WASHINGTON – Deborah Hersman, departing chairman of the National Transportation Safety Board, said Monday that "one of her great disappointments" was not requiring child-safety seats on planes for young children.
During a farewell speech at the National Press Club after 10 years on the board, Hersman recalled the different outcomes for two children aboard United flight 232, which crashed in 1989 in Sioux City, Iowa. The crash killed 185 people, but 111 survived.
Two sets of parents with small children were told to brace for impact by placing infants on the floor cushioned with blankets.
But the plane approached the runway at 240 mph, cartwheeled and caught on fire, and parents were unable to find the children when evacuating. Another passenger heard an 11-month-old girl crying and carried her out.
"Those mothers couldn't hold onto their babies," Hersman said. "Nobody could have."
She was joined on the dais by Jan Brown, a flight attendant who blocked another parent from going back into the burning plane to look for her 22-month-old son, who died. Brown has lobbied for 25 years to require child-safety seats for children on planes, but the Federal Aviation Administration hasn't adopted the requirement.
"When I came the board in 2004, it was almost unbelievable that that was still allowed to go on," Hersman said of unbelted children on airliners, in contrast to state laws requiring child-safety seats in cars. "They're just as valuable in the airplane as they are in the car."
She is leaving the NTSB to become head of the National Safety Council, where she hopes to continue advocating on a broad range of safety issues.
Hersman said transportation is very safe. She cited safety improvements since the Sioux City crash with helping limit the deaths to three in the crash-landing of Asiana Airlines flight 214 in San Francisco in July 2013.
Technology to avoid aviation collisions and to warn pilots when they are too close to the ground have prevented crashes where people failed in the past, Hersman said.
But she said safety always can be improved.
• For cars, she said manufacturers have collision-avoidance technology, with automation for brakes and cruise control. But she said it must be installed on more than just the most expensive vehicles.
• For buses, Hersman said more people travel on motorcoaches each year than on planes. But she said regulators and the industry must weed out bad companies to reduce the number of crashes.

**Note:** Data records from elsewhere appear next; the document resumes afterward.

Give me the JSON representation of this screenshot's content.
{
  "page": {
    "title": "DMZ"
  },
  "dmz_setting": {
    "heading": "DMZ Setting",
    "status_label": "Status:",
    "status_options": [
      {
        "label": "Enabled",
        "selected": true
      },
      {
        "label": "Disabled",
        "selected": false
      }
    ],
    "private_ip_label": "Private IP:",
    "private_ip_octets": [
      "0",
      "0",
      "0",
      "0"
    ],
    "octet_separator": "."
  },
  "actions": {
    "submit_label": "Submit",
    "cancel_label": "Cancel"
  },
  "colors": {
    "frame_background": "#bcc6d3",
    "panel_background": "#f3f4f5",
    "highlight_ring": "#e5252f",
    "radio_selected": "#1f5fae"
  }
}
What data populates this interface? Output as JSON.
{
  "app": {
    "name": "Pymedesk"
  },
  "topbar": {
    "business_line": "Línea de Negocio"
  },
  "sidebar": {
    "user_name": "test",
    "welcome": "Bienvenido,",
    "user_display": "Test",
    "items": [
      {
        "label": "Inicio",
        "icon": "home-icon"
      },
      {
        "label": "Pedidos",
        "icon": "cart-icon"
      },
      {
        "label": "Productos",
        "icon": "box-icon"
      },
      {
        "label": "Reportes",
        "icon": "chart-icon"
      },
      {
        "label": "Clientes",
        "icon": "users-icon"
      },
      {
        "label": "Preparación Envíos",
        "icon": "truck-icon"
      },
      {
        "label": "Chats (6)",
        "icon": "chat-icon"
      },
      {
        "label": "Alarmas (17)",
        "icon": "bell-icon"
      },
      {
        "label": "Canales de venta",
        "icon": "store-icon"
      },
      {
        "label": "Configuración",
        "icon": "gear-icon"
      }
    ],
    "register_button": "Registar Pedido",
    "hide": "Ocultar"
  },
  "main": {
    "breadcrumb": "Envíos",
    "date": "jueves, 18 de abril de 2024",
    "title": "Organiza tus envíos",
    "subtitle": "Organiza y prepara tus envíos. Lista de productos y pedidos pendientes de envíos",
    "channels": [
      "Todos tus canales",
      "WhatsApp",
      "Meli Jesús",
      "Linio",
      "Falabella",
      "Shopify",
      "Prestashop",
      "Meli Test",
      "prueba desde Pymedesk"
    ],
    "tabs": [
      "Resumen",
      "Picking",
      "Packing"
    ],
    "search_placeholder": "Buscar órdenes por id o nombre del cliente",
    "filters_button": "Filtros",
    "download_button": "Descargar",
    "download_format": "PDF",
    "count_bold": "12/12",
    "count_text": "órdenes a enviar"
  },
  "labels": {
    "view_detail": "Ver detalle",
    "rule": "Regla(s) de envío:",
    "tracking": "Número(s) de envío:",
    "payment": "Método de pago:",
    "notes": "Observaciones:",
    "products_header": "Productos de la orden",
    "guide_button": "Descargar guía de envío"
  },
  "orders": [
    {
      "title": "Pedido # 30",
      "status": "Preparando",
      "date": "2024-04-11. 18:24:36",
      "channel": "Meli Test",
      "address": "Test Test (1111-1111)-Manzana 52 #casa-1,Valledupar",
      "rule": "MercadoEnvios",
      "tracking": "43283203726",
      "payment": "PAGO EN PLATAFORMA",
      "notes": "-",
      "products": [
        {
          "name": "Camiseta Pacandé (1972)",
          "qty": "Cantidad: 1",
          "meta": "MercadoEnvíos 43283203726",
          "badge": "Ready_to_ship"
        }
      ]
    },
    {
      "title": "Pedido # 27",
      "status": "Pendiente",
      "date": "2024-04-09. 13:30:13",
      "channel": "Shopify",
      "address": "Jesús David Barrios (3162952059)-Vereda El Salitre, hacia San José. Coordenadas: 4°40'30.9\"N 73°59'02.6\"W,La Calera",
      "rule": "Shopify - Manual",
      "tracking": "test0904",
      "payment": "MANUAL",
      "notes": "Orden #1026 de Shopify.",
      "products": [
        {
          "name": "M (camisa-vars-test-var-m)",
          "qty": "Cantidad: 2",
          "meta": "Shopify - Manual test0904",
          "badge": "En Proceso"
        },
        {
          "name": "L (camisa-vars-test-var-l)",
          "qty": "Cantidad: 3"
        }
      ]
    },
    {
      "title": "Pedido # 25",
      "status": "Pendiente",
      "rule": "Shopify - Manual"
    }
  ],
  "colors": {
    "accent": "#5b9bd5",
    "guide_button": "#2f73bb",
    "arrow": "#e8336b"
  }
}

• For railroads, the NTSB is holding a two-day hearing Tuesday and Wednesday to review rail safety as more oil is shipped by train. She said common tanker cars aren't designed to haul hazardous materials.
"We've got to get on top of it," Hersman said. "We aren't prepared."